▶ _Exercise prompt_:
The answer must consist of each line below that contains the string "costs".

▶ _Records for the task_:
——————————

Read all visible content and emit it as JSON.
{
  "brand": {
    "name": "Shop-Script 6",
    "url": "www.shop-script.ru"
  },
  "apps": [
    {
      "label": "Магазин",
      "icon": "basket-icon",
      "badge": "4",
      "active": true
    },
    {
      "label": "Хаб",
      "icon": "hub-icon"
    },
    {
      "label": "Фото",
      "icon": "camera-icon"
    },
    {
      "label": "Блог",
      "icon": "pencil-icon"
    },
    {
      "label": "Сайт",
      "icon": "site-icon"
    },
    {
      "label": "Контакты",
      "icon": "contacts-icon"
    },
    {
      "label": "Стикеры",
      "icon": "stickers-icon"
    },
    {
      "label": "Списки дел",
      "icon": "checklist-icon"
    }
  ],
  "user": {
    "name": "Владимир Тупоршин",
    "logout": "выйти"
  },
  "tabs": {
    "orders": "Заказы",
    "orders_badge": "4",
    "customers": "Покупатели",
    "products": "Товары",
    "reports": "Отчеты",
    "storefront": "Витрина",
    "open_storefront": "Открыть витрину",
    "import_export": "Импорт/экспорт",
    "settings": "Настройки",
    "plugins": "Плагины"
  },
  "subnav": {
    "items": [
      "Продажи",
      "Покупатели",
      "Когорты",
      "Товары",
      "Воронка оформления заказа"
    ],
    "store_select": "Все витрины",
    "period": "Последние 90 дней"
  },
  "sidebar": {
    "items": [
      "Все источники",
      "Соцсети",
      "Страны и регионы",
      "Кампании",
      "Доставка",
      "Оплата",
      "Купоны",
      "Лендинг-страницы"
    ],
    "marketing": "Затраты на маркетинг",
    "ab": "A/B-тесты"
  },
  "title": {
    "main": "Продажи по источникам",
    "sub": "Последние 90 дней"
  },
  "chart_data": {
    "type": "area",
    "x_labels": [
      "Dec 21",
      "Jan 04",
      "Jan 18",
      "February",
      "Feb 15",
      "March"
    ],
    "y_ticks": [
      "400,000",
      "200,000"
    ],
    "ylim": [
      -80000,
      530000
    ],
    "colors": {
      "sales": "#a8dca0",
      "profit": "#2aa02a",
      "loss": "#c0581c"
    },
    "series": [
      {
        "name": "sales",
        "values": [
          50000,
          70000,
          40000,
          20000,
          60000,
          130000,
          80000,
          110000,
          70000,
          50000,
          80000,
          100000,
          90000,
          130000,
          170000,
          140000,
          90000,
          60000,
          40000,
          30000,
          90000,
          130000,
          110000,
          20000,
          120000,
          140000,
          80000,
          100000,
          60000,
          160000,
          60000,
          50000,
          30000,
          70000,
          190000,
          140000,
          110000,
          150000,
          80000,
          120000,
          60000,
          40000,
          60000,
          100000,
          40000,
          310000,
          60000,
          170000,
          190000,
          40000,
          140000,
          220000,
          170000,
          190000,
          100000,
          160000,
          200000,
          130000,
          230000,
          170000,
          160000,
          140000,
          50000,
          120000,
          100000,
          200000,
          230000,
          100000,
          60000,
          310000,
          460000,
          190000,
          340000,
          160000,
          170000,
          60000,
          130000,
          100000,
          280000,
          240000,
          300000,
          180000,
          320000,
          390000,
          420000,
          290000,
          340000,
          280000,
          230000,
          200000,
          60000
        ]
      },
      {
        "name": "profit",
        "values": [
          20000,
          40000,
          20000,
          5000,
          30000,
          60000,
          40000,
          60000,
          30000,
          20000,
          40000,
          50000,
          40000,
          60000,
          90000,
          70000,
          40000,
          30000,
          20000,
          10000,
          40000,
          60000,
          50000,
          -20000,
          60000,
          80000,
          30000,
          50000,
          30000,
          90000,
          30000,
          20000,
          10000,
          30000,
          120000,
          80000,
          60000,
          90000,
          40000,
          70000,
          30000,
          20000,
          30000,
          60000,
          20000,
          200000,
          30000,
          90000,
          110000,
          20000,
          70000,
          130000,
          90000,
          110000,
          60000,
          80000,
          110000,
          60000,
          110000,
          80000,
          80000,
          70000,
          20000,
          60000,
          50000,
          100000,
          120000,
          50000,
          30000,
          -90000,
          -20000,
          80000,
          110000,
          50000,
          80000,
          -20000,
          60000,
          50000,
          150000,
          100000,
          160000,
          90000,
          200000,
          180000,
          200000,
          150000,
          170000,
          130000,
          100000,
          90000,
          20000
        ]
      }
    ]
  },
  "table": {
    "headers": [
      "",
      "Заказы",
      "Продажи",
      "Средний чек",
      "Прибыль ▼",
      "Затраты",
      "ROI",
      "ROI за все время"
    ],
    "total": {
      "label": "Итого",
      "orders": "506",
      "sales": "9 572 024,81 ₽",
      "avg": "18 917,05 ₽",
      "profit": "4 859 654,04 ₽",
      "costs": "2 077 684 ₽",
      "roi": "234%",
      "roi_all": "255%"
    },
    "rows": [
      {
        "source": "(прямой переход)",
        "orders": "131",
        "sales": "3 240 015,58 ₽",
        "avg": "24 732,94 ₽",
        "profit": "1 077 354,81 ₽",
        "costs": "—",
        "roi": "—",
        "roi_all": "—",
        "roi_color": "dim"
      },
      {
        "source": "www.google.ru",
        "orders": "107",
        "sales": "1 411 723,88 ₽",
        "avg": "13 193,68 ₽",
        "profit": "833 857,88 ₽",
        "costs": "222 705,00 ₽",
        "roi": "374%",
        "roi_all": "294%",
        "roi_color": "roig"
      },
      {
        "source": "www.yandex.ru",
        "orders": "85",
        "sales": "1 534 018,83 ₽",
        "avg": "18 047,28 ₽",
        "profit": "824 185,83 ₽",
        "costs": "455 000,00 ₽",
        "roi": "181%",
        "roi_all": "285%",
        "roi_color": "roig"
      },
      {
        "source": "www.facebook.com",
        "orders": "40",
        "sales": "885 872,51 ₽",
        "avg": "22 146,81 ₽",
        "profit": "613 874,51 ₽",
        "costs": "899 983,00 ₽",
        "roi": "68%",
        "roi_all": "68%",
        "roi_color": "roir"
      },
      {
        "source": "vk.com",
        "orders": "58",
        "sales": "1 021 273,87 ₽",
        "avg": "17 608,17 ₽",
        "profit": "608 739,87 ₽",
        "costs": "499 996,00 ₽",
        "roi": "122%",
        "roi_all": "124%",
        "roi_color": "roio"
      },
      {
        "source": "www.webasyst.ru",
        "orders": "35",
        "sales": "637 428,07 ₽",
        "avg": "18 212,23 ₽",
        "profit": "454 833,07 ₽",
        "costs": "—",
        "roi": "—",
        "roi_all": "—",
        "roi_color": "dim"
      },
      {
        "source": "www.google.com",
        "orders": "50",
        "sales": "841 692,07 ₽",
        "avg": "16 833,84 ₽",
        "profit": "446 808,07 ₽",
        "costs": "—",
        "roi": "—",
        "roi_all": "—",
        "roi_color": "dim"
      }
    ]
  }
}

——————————

▶ _Response area_:
      "costs": "2 077 684 ₽",
        "costs": "—",
        "costs": "222 705,00 ₽",
        "costs": "455 000,00 ₽",
        "costs": "899 983,00 ₽",
        "costs": "499 996,00 ₽",
        "costs": "—",
        "costs": "—",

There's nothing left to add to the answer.